- The PHPCS Server reads messages from a queue and runs reports against both plugins and themes, then writes the results back to the Tide API.
In addition, we are working on the meta repository of WordPress.org to handle fetching the reports generated by Tide and showing summaries of them in the WordPress.org plugin and theme directories.
You can also run your own Tide instance and do your own customized reports if you are for example a hosting company that wants to use this technology for custom testing and quality assurance.
# Architecture diagram
The following diagram notes which Google Cloud Platform (GCP) components are used to represent the four Tide services, and how the themes and plugins API on WP.org connects to the Sync Server. The basic flow is that a User or an API Client will make a request to the Tide REST API, which sends back a response. The request could create messages in the queue where one or more services process them by running automated scripts and witting the results back to the API. Additionally, the Sync Server will poll the WP.org API's for new themes and plugins to add to the message queue.
# WordPress.org components
- Tide syncer (opens new window) that fetches the reports
- Plugin widget (opens new window) where the information will be publicly visible
# Working with Tide
Currently, you can:
- Search for plugins & themes and view their audit reports in this documentation.
- Install Tide to help test and develop locally.
- Deploy Tide to Google Cloud and run your own variation of Tide in the cloud.
In the future, you will be able to use Tide as a service to test your plugins or themes during development.
There are many ways to contribute to Tide. You can help us champion the adoption of the quality testing results in the WordPress project. You can also help by contributing code or documentation to Tide itself.
Props: Anthony Burchell (@antpb (opens new window)), Derek Herman (@derekherman (opens new window)), Jeff Paul (@jeffpaul (opens new window)), Jozef Benko (joe-xwp (opens new window)), Ivan Kruchkoff (@ivankruchkoff (opens new window)), Piotr Bajer (@piotr-bajer (opens new window))
The following contributors are those that helped support, manage, design, or develop Tide before the refactor to Node from Golang.

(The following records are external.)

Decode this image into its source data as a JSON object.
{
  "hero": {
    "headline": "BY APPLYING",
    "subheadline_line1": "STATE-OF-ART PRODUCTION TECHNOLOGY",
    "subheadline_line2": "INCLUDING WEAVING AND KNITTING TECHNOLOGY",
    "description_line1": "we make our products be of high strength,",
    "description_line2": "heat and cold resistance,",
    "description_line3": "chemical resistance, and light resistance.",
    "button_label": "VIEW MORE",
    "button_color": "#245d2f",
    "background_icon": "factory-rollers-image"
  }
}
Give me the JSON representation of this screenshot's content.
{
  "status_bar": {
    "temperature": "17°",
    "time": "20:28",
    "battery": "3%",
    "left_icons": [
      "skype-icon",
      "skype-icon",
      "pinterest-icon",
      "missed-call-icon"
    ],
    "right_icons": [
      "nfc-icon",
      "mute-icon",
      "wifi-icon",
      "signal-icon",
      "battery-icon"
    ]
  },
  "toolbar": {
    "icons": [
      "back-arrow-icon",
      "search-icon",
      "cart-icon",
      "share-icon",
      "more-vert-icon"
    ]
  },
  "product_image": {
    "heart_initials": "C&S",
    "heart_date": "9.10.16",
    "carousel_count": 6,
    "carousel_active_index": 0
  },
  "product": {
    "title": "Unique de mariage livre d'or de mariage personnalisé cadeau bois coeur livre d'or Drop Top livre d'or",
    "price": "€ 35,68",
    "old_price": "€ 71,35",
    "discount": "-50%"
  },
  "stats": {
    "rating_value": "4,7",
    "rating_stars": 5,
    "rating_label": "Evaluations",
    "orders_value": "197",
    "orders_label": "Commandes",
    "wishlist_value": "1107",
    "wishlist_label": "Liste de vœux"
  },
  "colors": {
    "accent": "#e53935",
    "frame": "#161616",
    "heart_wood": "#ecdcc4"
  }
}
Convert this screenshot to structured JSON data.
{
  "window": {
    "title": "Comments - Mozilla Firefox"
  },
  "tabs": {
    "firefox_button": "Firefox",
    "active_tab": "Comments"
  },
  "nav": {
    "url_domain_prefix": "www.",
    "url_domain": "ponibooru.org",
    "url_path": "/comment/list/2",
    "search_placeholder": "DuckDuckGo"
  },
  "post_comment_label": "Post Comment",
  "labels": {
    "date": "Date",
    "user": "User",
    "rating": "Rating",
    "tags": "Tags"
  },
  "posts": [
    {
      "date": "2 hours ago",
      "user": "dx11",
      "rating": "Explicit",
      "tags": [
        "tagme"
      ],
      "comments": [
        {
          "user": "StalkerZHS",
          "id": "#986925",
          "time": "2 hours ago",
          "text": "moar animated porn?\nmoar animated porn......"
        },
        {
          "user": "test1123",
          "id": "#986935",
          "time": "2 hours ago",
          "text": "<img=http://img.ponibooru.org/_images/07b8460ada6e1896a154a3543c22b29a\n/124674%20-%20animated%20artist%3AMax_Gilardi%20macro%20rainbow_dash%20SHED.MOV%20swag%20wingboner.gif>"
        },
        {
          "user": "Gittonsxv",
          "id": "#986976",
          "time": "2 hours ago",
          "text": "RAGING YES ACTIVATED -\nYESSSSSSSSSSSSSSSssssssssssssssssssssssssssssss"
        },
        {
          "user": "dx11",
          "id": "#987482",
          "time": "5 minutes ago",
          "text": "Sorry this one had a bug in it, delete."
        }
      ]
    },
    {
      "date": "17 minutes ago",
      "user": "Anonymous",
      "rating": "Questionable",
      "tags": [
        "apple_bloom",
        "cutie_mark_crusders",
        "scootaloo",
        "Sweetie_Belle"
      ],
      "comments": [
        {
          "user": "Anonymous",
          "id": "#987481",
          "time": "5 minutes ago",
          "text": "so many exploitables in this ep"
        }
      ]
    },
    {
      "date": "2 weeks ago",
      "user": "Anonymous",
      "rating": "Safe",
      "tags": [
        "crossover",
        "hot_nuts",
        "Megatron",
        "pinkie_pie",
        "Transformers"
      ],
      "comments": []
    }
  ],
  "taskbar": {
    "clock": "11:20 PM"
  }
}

Props: Alberto A. Medina (@amedina (opens new window)), Bartek Makoś (@MakiBM (opens new window)), Brendan Woods (@brendanwoods-xwp (opens new window)), Cathi Bosco (@cathibosco (opens new window)), Daniel Louw (@danlouw (opens new window)), David Cramer (@davidcramer (opens new window)), David Lonjon (@davidlonjon (opens new window)), Derek Herman (@derekherman (opens new window)), Dušan D. Majkić (@dmajkic (opens new window)), Ilya Grigorik (@igrigorik (opens new window)), Janki Moradiya (@jankimoradiya (opens new window)), Jeff Paul (@jeffpaul (opens new window)), Jonathan Wold (@sirjonathan (opens new window)), Joshua Wold (@jwold (opens new window)), Justin Kopepasah (@kopepasah (opens new window)), Keanan Koppenhaver (@kkoppenhaver (opens new window)), Leo Postovoit (@postphotos (opens new window)), Lubos Kmetko (@luboskmetko (opens new window)), Luke Carbis (@lukecarbis (opens new window)), Meet Makadia (@mrmakadia94 (opens new window)), Miina Sikk (@miina (opens new window)), Mike Crantea (@mehigh (opens new window)), Otto Kekäläinen (@ottok (opens new window)), Pierre Gordon (@pierlon (opens new window)), Scott Reilly (@coffee2code (opens new window)), Rheinard Korf (@rheinardkorf (opens new window)), Rob Stinson (@robstino (opens new window)), Sayed Taqui (@sayedtaqui (opens new window)), Ulrich Pogson (@grappler (opens new window)), Utkarsh Patel (@PatelUtkarsh (opens new window))
# Contact Us
Have questions? Join us in the
#tide channel (opens new window) in WordPress Slack (opens new window). If you're new to Slack, keep in mind that it sometimes takes several hours for community members to respond — thank you for being patient!